Honestly speaking the new PAS 2017 routine seems to be more dynamic than expected. But in terms of instantaneous and sustained turn rates the F-35 does not seem to match the performance of the famous super-maneuverable Sukhois, Eurofighter Typhoon, Gripen or Rafale (to name but few).

Still, the unique features of the JSF are its stealth design, sensor fusion capabilities and unmatched SA (Situational Awareness): that is to say all the ingredients for success in modern air-to-ground operations. Comparing the F-35 to an F-22, Typhoon or even F/A-18 in terms of energy-maneuverability is probably wrong and misleading.

So, let us know what are you thoughts after watching this demo:

a) do you think it’s more than enough considered that the aircraft will probably never be engaged in a Within Visual Range dogfight?

b) it’s rather disappointing because super-maneuverability remains a key to succeed in modern scenarios?

You judge.

Top image: file photo of the F-35 Heritage Flight Team’s F-35A validation flights on July 5, 2016.

 

Salva

Paris Demo Will “Crush Years Of Misinformation” Says Lockheed Martin Demo Pilot As New F-35A Aerobatic Routine for PAS 2017 Is Revealed

“We are going to crush years of misinformation about what this aircraft is capable of doing”

After we scooped the story about the F-35A’s new fully aerobatic flight demonstration to be performed at this week’s Paris Air Show at Le Bourget airport in France, Aviation Week reporter Lara Seligman wrote today in AW that Lockheed Martin company test and demo pilot Billie Flynn told her, “After 10 years since its first flight, with our first opportunity to demonstrate the capabilities and the maneuverability of the F-35, we are going to crush years of misinformation about what this aircraft is capable of doing,” during an interview for Aviation Week.

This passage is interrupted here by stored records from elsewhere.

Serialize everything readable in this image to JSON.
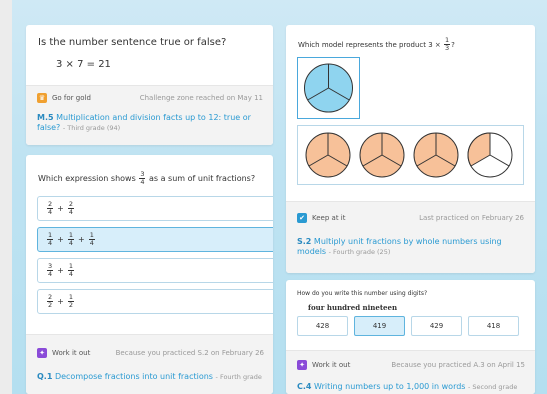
{
  "card1": {
    "question": "Is the number sentence true or false?",
    "equation": "3 × 7 = 21",
    "badge": "Go for gold",
    "meta": "Challenge zone reached on May 11",
    "skill_code": "M.5",
    "skill_name": "Multiplication and division facts up to 12: true or false?",
    "skill_grade": "- Third grade (94)"
  },
  "card2": {
    "question_pre": "Which expression shows",
    "question_frac": {
      "num": "3",
      "den": "4"
    },
    "question_post": "as a sum of unit fractions?",
    "options": [
      {
        "terms": [
          {
            "num": "2",
            "den": "4"
          },
          {
            "num": "2",
            "den": "4"
          }
        ]
      },
      {
        "terms": [
          {
            "num": "1",
            "den": "4"
          },
          {
            "num": "1",
            "den": "4"
          },
          {
            "num": "1",
            "den": "4"
          }
        ],
        "selected": true
      },
      {
        "terms": [
          {
            "num": "3",
            "den": "4"
          },
          {
            "num": "1",
            "den": "4"
          }
        ]
      },
      {
        "terms": [
          {
            "num": "2",
            "den": "2"
          },
          {
            "num": "1",
            "den": "2"
          }
        ]
      }
    ],
    "badge": "Work it out",
    "meta": "Because you practiced S.2 on February 26",
    "skill_code": "Q.1",
    "skill_name": "Decompose fractions into unit fractions",
    "skill_grade": "- Fourth grade"
  },
  "card3": {
    "question_pre": "Which model represents the product 3 ×",
    "question_frac": {
      "num": "1",
      "den": "3"
    },
    "question_post": "?",
    "badge": "Keep at it",
    "meta": "Last practiced on February 26",
    "skill_code": "S.2",
    "skill_name": "Multiply unit fractions by whole numbers using models",
    "skill_grade": "- Fourth grade (25)"
  },
  "card4": {
    "question": "How do you write this number using digits?",
    "number_words": "four hundred nineteen",
    "options": [
      "428",
      "419",
      "429",
      "418"
    ],
    "selected_index": 1,
    "badge": "Work it out",
    "meta": "Because you practiced A.3 on April 15",
    "skill_code": "C.4",
    "skill_name": "Writing numbers up to 1,000 in words",
    "skill_grade": "- Second grade"
  },
  "colors": {
    "accent_blue": "#2a9ad2",
    "gold": "#f0a030",
    "purple": "#8a4bd8",
    "blue_check": "#2a9ad2",
    "pie_blue": "#8fd4ef",
    "pie_orange": "#f7c199"
  },
  "icons": {
    "go_for_gold": "medal-icon",
    "work_it_out": "puzzle-icon",
    "keep_at_it": "check-icon"
  }
}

The flight demonstrations at the Paris Air Show will be flown by company pilot Billie Flynn, not U.S. Air Force crews.

The USAF F-35A demonstration aircraft to be flown in the flight demo and on static display at Paris were ferried to Europe by USAF crews even though the flying routing will be flown by a Lockheed Martin pilot.

Lockheed Martin is on an aggressive campaign to close sales for the F-35A among user-nations as confirmed by stories breaking this morning that report, “Lockheed Martin is in the final stages of negotiating a $37 billion-plus deal to sell 440 F-35 fighter jets to a group of 11 nations including the United States”, two people familiar with the deals told Reuters news agency.

Lara Seligman’s report for Aviation Week identifies both the “high show” F-35A flight demonstration routine and the “low show” routine performed at lower altitude in the event of overcast/cloudy weather conditions. A quick check of the weather forecast for the next five days in the skies above Le Bourget says conditions will be hot with high temperatures in the ‘90’s Fahrenheit and “Mostly Sunny” conditions with a small chance of rain.

The new, dynamic flight demo routine for F-35A at Paris beginning today. (Image: Lockheed Martin via Aviation Week)

Seligman quoted demo pilot Flynn as saying that, “The [Paris] flight demonstration is carefully scripted to highlight the kinematic capabilities of the F-35A, particularly its slow-speed handling qualities.” She reported that, “He will start with an afterburner takeoff, almost immediately pointing his nose to the sky and letting the aircraft climb away essentially vertically.” Flynn went on to mention tell reporter Seligman that, “This impressive move is unique to the F-22 and the F-35.”

Back in 2013, talking to Flight’s Dave Majumdar, the very same LM test pilot Bill Flynn claimed that all three variants of the Joint Strike Fighter were to have better kinematic performance than any fourth-generation fighter plane with combat payload, including the Eurofighter Typhoon, a statement that was somehow “busted” by a Typhoon pilot who clearly explained The Aviationist “No way an F-35 will ever match a Typhoon fighter jet in aerial combat.”

Anyway, along with everyone else in the aviation world, we’re looking forward to the new, dynamic F-35A show debuting this week in Paris. The first F-35A demo at Paris flies today at 3:30 PM local time in France.

Top image: Today in Paris will be the first time airshow crowds get to see what the F-35A is capable of in demonstration flight. (Inverted file photo by Tom Demerly)

 

Salva